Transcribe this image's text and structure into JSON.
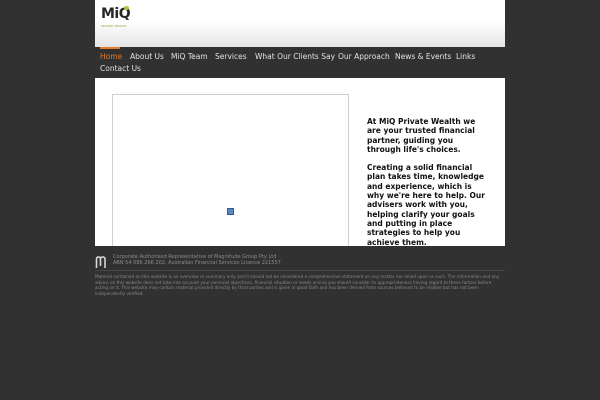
{
  "brand": {
    "logo_text": "MiQ",
    "logo_tagline": "PRIVATE WEALTH",
    "accent_color": "#e07a2c",
    "logo_dot_color": "#b7c33a"
  },
  "nav": {
    "items": [
      {
        "label": "Home",
        "active": true
      },
      {
        "label": "About Us"
      },
      {
        "label": "MiQ Team"
      },
      {
        "label": "Services"
      },
      {
        "label": "What Our Clients Say"
      },
      {
        "label": "Our Approach"
      },
      {
        "label": "News & Events"
      },
      {
        "label": "Links"
      },
      {
        "label": "Contact Us"
      }
    ]
  },
  "main": {
    "media_icon": "plugin-placeholder-icon",
    "intro_paragraph_1": "At MiQ Private Wealth we are your trusted financial partner, guiding you through life's choices.",
    "intro_paragraph_2": "Creating a solid financial plan takes time, knowledge and experience, which is why we're here to help. Our advisers work with you, helping clarify your goals and putting in place strategies to help you achieve them."
  },
  "footer": {
    "logo_icon": "magnitude-logo-icon",
    "credit_line_1": "Corporate Authorised Representative of Magnitude Group Pty Ltd",
    "credit_line_2": "ABN 54 086 266 202, Australian Financial Services Licence 221557",
    "disclaimer": "Material contained on this website is an overview or summary only and it should not be considered a comprehensive statement on any matter nor relied upon as such. The information and any advice on this website does not take into account your personal objectives, financial situation or needs and so you should consider its appropriateness having regard to these factors before acting on it. This website may contain material provided directly by third parties and is given in good faith and has been derived from sources believed to be reliable but has not been independently verified."
  }
}
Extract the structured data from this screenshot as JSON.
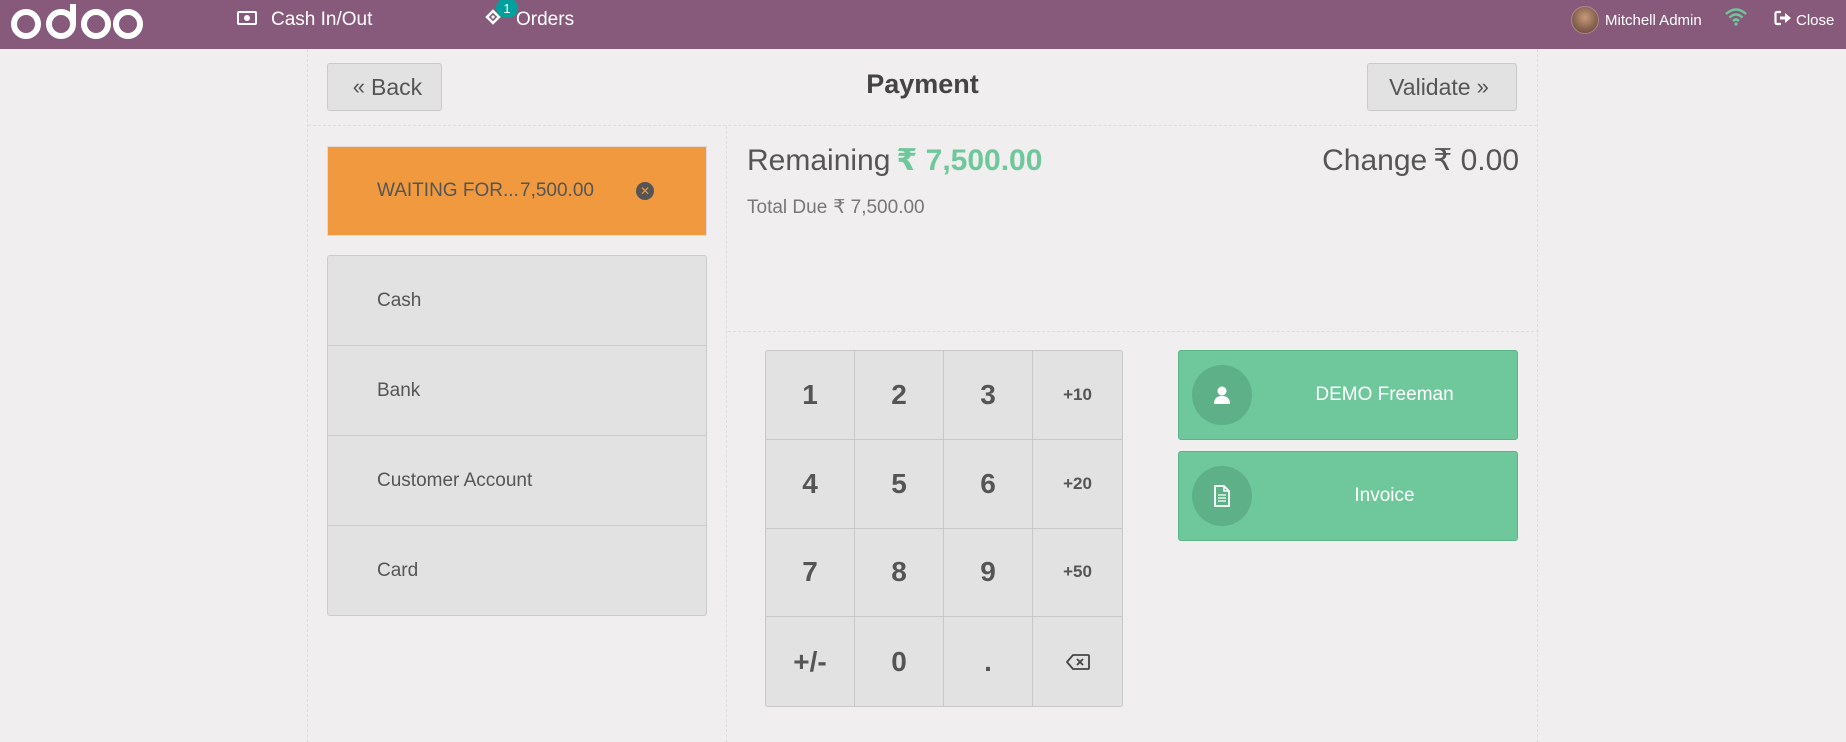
{
  "navbar": {
    "logo": "odoo",
    "cash_label": "Cash In/Out",
    "orders_label": "Orders",
    "orders_badge": "1",
    "user_name": "Mitchell Admin",
    "close_label": "Close",
    "color": "#875a7b"
  },
  "header": {
    "back_label": "Back",
    "title": "Payment",
    "validate_label": "Validate"
  },
  "paymentlines": [
    {
      "name": "WAITING FOR...",
      "amount": "7,500.00",
      "color": "#f0993f"
    }
  ],
  "payment_methods": [
    {
      "label": "Cash"
    },
    {
      "label": "Bank"
    },
    {
      "label": "Customer Account"
    },
    {
      "label": "Card"
    }
  ],
  "summary": {
    "remaining_label": "Remaining",
    "remaining_value": "₹ 7,500.00",
    "total_due_label": "Total Due",
    "total_due_value": "₹ 7,500.00",
    "change_label": "Change",
    "change_value": "₹ 0.00",
    "accent": "#6ec89b"
  },
  "numpad": {
    "keys": [
      "1",
      "2",
      "3",
      "+10",
      "4",
      "5",
      "6",
      "+20",
      "7",
      "8",
      "9",
      "+50",
      "+/-",
      "0",
      ".",
      "⌫"
    ]
  },
  "actions": {
    "customer_label": "DEMO Freeman",
    "invoice_label": "Invoice"
  }
}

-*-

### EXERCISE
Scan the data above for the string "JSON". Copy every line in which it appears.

### SOLUTION TO THIS TASK
Transcribe this image's text and structure into JSON.
Extract the structured data from this screenshot as JSON.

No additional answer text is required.